Planes, trains or automobiles?
Is shipping goods on boats and trucks more eco-friendly than shopping local?
Faced with a San Diego avocado and one from Chile, which do you buy? And of a wine from Australia and one from Washington state: Which cost the most carbon to deliver? For the shopper keen on being green, it’s a no-brainer: Local foods and wine trump anything from overseas.
Or do they really?
For those willing to apply some brainpower to daily shopping excursions, the answer is interesting, if not simple. Because how foods move from farm to finish is as important, if not more so, than the distance they travel. If you sign up for personal doorstep deliveries via 3-ton truck from “local” community supported agriculture maybe 150 miles distant, is that “greener” than buying bananas, pineapples and coffee delivered by cargo ship from Central America? Answers will vary case by case, but experts agree that loaded cargo ships are about 10 times as fuel efficient as trucks and twice as efficient as trains in moving freight.
To put this into practical terms, a banana shipped 3,000 miles from Costa Rica to San Francisco and driven by truck 100 miles to Sacramento may be equally carbon costly as a California avocado that travels 400 miles to your favorite produce stall in a truck.
We can also calculate that a Chilean wine that goes by ship 6,000 miles from Santiago to San Francisco and goes the short haul over the highway leaves a carbon footprint roughly equal to a bottle of wine transported 700 miles by truck only from Washington (Napa would be a better choice).
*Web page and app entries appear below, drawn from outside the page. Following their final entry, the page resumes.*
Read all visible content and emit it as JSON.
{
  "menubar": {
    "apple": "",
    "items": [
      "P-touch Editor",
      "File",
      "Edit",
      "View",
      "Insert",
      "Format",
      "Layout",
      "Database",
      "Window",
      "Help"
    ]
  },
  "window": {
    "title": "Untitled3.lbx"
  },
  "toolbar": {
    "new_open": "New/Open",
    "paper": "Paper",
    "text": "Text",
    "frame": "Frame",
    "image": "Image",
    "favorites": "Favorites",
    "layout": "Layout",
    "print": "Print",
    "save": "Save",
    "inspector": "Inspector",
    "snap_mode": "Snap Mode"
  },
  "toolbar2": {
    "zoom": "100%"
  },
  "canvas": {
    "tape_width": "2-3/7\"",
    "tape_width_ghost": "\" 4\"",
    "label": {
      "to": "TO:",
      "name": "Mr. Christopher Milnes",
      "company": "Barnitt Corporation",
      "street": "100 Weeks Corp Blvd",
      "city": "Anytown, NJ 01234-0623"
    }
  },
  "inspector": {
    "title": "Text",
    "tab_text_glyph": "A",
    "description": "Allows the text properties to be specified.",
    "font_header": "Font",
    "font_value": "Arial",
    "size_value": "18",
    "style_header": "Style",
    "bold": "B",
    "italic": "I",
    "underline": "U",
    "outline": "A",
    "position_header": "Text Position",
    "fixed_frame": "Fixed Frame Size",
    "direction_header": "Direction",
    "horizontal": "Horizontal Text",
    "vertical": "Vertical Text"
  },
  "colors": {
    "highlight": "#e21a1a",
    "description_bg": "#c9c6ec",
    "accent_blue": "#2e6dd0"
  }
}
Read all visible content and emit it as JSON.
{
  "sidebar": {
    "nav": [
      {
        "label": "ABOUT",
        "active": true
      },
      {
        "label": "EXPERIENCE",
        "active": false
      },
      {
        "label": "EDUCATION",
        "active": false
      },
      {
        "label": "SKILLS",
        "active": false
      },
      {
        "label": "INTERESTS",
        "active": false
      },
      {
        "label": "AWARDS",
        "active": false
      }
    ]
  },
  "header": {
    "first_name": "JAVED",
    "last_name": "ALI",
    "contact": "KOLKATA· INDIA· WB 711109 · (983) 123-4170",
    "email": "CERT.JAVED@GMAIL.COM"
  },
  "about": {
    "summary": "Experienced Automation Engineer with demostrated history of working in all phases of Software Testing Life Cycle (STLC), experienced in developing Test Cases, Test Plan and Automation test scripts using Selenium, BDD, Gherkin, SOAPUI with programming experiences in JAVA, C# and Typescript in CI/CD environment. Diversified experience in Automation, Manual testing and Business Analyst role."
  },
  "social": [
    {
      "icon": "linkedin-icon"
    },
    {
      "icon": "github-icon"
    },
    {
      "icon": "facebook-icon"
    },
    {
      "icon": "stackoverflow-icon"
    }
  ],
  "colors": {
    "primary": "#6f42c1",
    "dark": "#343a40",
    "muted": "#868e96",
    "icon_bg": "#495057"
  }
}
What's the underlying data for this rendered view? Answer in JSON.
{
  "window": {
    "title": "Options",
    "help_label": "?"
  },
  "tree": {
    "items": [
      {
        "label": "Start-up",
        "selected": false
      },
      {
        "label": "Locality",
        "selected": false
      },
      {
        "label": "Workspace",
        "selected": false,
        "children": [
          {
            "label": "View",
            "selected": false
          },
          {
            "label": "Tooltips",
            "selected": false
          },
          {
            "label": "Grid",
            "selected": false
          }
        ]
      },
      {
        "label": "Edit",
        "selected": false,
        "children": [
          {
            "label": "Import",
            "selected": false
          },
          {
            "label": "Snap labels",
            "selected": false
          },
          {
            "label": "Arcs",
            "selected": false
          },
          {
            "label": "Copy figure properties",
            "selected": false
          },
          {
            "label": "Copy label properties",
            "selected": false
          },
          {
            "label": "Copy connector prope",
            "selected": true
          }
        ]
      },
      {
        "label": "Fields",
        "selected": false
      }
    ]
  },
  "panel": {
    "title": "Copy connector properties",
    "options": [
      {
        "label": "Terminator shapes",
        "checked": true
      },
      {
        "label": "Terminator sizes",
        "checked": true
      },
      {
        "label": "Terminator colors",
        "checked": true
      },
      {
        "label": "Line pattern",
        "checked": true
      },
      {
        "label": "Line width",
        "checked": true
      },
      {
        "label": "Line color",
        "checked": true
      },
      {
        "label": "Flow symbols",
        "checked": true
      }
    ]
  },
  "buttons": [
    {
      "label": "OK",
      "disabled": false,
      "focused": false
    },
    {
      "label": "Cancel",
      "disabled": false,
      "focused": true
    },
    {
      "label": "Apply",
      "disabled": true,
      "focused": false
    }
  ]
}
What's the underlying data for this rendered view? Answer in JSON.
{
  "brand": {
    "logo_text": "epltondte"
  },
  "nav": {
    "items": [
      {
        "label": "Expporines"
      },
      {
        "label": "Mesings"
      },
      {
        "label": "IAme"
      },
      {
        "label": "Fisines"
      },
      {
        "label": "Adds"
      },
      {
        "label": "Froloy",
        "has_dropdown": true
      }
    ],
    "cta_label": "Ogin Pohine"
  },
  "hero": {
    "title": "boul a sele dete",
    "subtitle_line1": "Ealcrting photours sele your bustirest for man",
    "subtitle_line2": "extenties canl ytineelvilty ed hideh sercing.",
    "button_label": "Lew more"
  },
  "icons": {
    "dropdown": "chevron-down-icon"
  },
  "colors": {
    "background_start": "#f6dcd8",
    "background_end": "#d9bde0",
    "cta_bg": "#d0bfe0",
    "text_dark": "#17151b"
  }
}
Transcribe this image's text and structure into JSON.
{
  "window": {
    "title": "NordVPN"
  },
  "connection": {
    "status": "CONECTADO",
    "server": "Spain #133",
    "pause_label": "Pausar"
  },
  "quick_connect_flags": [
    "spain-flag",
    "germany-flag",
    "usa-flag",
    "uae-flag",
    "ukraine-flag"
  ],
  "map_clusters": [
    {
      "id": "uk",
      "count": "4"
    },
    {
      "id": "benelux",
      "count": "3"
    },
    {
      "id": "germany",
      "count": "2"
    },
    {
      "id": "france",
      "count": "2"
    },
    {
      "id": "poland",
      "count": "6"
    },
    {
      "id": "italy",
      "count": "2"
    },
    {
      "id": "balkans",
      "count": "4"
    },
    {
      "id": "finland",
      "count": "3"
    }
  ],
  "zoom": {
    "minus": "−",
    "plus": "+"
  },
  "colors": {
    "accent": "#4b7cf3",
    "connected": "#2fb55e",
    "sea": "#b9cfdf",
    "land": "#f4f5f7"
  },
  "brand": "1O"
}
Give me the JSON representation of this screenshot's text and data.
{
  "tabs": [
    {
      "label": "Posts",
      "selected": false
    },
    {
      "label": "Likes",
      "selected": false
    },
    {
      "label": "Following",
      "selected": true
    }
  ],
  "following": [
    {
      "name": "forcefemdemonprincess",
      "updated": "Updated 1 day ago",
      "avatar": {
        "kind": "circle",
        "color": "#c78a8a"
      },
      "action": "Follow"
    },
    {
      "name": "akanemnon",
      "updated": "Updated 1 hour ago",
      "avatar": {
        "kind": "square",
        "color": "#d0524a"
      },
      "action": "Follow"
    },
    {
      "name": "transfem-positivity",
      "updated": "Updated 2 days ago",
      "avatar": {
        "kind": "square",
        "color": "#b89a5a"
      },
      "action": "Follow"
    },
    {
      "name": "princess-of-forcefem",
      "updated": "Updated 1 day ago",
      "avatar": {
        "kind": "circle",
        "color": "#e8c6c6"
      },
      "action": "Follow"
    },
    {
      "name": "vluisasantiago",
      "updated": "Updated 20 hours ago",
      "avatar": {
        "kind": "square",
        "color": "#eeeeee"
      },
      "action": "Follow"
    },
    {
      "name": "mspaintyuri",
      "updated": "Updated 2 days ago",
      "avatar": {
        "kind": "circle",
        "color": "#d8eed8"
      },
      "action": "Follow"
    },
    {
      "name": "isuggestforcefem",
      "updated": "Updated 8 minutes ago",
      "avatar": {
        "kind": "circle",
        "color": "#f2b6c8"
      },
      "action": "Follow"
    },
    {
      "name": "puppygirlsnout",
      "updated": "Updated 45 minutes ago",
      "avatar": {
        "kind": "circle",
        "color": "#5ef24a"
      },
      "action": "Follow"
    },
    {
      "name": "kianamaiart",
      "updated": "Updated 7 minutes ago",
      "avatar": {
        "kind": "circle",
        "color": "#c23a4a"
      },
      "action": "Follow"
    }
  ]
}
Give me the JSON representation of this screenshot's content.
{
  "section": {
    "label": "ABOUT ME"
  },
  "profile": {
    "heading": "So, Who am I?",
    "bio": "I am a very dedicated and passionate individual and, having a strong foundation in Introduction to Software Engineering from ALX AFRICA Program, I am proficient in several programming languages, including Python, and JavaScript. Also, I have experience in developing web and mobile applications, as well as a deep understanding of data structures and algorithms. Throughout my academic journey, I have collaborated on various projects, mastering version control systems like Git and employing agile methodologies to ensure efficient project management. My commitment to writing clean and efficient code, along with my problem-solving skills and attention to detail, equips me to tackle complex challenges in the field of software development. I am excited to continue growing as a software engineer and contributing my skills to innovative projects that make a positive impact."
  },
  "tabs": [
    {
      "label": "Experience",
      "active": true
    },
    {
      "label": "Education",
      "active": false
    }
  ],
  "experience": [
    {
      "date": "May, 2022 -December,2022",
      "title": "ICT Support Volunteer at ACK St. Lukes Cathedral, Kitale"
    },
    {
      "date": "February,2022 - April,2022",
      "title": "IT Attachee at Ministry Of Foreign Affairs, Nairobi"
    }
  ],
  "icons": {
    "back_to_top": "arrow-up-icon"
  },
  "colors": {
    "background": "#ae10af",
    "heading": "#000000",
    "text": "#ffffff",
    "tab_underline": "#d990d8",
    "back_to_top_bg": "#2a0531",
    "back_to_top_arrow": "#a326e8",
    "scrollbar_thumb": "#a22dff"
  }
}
This isn’t to say that a ship burns less fuel than a truck. In fact, ships incinerate so much tarlike bunker fuel that they measure it in tons—often hundreds or thousands. But those tons of fuel move such huge quantities of cargo that the efficiency rate of a ship far exceeds that of a loaded vehicle. It might be “greener” not to have ships at all, but ships are here, and they’re not going anywhere. Actually, they’re going everywhere, and if a few pallets of wine hitchhike on a loaded freighter, that boat won’t know the difference.
Dale Bergeron, a maritime transport expert with the University of Minnesota’s Sea Grant program, said that a cargo ship can carry the cargo equivalent of 15,000 semi trucks.
“So once you’re rolling, the cost efficiency per mile on a ship is staggeringly efficient,” Bergeron said.
Overland, the most efficient system for moving freight is the railroad. According to Jacob Park, vice president of the San Francisco Bay Railroad, the average train carries the cargo equivalent of 400 semi trucks. And while a truck can move a ton of cargo on a gallon of fuel 155 miles, a train can go almost four times the distance.
But America depends on its trucks and freeways (which cost taxpayers $20 million per mile to build, according to Bergeron). In 2006, according to industry numbers, trains moved 2 billion tons of freight across the United States, while trucks moved more than 10 billion tons.
Most California-grown produce sold locally never touched a train, and, yes, CSA home deliveries are about the poorest example of fuel efficiency in moving goods. Yet, buying locally grown foods remains a wise option on principle. Sure, they were delivered by truck and truck alone—but the imported tropical fruits we all love come by boat and by truck.
So what’s the final answer? Best, probably, to buy San Diego avocados and West Coast wine. But if you opt for Chilean, it may not be local, but it’ll hardly make a difference.